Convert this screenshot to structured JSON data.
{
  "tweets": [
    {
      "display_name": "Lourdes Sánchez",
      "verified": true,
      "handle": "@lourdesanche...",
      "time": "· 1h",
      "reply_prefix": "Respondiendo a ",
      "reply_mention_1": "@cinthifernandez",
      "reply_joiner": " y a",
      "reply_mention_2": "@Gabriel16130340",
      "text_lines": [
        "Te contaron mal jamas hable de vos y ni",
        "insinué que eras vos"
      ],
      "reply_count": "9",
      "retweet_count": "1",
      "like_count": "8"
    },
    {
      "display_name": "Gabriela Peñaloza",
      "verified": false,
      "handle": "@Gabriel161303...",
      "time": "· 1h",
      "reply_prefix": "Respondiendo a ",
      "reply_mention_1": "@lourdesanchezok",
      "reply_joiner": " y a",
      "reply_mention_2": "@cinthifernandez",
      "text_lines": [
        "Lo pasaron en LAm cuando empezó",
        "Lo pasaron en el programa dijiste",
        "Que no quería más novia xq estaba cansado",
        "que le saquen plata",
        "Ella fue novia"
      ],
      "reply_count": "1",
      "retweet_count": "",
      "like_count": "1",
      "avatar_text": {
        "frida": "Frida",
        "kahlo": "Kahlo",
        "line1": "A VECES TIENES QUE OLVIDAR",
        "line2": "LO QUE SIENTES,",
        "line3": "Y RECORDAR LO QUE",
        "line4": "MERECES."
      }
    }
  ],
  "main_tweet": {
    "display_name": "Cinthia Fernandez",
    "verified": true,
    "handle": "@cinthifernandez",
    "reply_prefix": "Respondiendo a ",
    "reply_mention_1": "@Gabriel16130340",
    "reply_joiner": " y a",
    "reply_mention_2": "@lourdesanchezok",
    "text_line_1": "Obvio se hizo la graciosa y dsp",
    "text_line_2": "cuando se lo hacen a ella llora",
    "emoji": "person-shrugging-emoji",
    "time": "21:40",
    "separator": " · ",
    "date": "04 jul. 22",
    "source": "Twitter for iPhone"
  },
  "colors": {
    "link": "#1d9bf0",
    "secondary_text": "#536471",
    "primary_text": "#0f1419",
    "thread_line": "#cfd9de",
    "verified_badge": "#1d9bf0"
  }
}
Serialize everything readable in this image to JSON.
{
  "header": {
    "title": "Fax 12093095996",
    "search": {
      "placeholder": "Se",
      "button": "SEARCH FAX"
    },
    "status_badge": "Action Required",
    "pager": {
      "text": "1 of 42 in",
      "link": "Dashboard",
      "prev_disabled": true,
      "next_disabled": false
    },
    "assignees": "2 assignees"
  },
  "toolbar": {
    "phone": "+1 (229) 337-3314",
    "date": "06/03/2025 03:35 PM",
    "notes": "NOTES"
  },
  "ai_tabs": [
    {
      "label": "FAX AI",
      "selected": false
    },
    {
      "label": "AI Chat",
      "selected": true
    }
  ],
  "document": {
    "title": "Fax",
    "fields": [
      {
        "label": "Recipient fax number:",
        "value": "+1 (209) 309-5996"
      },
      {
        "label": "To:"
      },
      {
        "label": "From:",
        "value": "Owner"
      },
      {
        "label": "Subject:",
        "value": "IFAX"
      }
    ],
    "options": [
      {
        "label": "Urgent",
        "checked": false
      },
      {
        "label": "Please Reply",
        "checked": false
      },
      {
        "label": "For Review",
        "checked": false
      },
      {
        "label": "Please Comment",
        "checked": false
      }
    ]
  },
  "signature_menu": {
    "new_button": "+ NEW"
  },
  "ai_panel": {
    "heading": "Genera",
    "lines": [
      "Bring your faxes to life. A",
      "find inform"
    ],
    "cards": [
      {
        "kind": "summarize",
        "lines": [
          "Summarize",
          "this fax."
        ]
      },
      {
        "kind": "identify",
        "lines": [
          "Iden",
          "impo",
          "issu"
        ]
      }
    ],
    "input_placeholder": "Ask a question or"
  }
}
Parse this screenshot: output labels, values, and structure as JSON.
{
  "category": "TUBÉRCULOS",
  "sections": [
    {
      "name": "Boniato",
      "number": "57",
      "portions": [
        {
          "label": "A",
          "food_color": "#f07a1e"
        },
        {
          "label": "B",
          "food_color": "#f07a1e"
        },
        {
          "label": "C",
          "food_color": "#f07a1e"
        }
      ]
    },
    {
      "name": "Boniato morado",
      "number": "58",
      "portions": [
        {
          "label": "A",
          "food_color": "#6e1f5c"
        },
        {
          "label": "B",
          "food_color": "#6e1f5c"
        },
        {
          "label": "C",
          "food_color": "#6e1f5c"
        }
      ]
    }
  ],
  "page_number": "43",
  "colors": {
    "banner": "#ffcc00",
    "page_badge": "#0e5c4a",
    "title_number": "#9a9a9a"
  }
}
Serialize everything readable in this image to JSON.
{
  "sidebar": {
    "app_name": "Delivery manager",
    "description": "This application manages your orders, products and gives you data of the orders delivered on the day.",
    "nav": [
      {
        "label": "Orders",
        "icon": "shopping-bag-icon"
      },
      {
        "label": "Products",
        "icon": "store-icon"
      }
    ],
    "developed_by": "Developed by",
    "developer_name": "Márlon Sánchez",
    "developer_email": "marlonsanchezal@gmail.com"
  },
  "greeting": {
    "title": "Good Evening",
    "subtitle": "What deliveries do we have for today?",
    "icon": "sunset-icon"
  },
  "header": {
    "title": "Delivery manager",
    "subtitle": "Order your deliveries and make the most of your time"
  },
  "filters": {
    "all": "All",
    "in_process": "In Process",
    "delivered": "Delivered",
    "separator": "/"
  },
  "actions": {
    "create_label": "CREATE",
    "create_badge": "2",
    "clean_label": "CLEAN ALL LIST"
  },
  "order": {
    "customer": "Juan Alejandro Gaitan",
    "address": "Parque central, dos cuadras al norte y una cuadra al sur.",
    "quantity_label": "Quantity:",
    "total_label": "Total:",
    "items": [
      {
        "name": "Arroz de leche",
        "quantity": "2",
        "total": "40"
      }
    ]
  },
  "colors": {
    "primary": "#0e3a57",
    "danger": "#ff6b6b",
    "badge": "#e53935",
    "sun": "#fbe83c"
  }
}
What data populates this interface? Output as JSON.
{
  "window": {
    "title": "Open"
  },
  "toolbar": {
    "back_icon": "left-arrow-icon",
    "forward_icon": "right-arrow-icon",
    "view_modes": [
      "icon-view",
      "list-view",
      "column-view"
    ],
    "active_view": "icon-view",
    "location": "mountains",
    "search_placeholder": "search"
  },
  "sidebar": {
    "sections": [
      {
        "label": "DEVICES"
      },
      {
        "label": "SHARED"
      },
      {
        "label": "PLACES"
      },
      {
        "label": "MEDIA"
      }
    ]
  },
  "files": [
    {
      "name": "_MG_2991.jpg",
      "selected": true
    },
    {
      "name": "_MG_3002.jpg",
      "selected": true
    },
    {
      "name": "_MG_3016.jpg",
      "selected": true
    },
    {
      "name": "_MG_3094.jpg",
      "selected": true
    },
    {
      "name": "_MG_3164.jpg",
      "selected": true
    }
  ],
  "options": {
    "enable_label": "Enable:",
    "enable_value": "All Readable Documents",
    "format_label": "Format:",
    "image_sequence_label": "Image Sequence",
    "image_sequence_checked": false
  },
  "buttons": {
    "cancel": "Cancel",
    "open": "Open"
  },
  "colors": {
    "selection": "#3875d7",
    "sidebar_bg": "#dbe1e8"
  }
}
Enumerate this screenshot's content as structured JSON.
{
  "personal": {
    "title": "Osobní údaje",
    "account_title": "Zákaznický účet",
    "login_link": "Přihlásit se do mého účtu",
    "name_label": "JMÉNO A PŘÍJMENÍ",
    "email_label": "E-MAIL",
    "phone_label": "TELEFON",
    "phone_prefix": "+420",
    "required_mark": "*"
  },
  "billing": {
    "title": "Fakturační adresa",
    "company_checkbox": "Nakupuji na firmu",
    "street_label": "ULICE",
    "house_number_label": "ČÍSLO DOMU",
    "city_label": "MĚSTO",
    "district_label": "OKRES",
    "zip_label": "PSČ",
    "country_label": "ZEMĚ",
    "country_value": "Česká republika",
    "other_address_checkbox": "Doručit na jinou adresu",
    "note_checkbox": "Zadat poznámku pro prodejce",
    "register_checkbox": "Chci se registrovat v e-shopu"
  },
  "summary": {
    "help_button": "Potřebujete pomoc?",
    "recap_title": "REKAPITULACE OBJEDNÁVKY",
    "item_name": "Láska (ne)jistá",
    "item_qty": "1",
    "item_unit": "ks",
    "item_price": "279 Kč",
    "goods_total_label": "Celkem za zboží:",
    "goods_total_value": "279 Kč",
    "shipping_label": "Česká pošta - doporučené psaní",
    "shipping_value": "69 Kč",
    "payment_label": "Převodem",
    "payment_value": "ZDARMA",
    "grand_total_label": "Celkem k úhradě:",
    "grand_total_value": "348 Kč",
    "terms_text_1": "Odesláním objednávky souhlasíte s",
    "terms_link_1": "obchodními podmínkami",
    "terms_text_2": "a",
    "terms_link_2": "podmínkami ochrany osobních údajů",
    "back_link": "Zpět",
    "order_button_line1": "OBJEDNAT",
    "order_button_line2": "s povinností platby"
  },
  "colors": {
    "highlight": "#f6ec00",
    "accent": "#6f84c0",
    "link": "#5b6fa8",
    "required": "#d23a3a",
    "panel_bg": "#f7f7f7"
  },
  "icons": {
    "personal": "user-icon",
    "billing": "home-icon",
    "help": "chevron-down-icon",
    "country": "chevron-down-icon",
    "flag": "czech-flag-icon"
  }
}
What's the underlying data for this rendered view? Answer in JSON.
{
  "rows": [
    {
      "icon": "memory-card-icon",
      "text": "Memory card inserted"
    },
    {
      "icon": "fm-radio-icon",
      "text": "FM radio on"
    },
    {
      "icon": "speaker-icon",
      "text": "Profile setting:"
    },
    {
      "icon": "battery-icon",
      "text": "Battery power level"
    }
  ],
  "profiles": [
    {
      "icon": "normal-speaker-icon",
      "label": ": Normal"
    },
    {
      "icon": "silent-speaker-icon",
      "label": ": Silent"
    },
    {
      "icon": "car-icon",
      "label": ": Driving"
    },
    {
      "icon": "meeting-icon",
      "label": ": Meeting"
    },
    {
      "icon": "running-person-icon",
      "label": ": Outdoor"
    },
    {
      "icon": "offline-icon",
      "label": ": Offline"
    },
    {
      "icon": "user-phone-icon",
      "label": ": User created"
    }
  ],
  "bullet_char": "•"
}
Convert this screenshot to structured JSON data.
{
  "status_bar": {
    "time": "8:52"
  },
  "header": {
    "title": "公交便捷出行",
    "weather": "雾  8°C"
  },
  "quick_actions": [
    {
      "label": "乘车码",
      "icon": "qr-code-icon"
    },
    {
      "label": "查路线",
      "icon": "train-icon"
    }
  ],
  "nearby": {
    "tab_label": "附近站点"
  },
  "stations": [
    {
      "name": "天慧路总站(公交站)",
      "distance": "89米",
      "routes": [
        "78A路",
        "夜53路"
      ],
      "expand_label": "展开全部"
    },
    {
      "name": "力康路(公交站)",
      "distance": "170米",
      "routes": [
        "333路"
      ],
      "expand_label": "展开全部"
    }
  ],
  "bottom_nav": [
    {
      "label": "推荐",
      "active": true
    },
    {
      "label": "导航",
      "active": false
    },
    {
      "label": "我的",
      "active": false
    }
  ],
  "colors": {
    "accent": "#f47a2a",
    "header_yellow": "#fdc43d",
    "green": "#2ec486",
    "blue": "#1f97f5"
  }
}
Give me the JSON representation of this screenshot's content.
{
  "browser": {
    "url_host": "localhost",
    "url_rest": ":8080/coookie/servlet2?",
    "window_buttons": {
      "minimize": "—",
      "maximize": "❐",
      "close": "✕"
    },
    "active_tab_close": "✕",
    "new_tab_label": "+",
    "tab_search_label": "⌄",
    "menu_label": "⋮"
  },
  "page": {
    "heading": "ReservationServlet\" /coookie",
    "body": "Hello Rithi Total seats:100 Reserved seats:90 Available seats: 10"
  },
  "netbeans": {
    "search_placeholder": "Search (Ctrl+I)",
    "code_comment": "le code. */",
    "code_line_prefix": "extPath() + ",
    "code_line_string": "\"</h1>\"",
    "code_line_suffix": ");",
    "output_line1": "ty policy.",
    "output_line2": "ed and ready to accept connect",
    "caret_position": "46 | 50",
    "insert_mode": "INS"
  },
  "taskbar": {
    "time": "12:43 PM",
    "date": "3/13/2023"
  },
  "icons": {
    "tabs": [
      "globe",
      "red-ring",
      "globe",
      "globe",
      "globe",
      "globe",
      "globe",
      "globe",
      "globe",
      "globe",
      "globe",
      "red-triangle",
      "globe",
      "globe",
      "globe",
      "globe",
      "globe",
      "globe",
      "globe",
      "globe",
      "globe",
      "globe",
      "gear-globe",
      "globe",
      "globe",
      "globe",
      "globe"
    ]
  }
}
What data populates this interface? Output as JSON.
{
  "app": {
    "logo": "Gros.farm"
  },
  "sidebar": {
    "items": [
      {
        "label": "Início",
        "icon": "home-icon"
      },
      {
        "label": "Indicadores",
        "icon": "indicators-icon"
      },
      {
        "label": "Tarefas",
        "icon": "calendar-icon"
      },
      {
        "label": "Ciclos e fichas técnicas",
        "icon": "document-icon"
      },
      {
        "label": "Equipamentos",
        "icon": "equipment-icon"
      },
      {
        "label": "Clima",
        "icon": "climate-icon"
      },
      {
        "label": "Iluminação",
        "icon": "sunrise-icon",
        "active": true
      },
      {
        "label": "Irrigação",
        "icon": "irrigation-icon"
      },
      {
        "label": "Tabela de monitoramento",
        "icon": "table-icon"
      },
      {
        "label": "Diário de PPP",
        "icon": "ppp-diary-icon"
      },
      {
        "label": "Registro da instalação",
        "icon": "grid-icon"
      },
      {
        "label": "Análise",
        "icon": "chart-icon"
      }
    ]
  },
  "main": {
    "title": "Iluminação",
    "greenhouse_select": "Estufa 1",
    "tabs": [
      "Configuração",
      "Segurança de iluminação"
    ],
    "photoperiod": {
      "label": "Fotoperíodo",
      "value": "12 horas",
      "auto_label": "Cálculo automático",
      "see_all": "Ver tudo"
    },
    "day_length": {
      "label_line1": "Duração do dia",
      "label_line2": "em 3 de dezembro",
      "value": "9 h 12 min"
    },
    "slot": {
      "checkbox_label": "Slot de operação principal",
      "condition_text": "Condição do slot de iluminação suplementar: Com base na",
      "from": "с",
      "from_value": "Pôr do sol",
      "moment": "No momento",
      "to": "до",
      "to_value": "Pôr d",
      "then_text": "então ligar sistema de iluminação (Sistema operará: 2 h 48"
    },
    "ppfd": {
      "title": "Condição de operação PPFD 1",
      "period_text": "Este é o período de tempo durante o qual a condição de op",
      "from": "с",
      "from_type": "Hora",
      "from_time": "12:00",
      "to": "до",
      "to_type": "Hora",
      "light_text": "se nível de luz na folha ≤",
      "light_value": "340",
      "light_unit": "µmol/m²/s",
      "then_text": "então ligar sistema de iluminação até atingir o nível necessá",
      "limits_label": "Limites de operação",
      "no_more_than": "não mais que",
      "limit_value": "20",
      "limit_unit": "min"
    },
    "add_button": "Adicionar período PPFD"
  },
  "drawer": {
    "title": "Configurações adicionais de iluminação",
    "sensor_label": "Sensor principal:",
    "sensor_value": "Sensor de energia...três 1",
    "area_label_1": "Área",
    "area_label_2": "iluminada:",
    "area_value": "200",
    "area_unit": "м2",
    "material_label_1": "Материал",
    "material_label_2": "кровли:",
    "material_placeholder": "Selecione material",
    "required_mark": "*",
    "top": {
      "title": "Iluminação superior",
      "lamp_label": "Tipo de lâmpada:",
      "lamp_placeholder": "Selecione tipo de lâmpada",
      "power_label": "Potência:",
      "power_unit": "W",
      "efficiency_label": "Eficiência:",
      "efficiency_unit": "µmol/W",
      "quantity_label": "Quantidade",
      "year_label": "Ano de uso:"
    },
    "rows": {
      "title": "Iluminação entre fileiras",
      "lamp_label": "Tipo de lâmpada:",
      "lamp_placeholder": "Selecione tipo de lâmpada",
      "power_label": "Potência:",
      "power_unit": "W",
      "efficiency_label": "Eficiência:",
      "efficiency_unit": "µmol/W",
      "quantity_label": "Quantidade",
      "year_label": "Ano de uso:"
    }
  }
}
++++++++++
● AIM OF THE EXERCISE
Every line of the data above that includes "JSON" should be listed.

● ANSWER
Convert this screenshot to structured JSON data.
Serialize everything readable in this image to JSON.
Parse this screenshot: output labels, values, and structure as JSON.
Serialize everything readable in this image to JSON.
What data populates this interface? Output as JSON.
Enumerate this screenshot's content as structured JSON.
What's the underlying data for this rendered view? Answer in JSON.
Convert this screenshot to structured JSON data.
Give me the JSON representation of this screenshot's content.
What data populates this interface? Output as JSON.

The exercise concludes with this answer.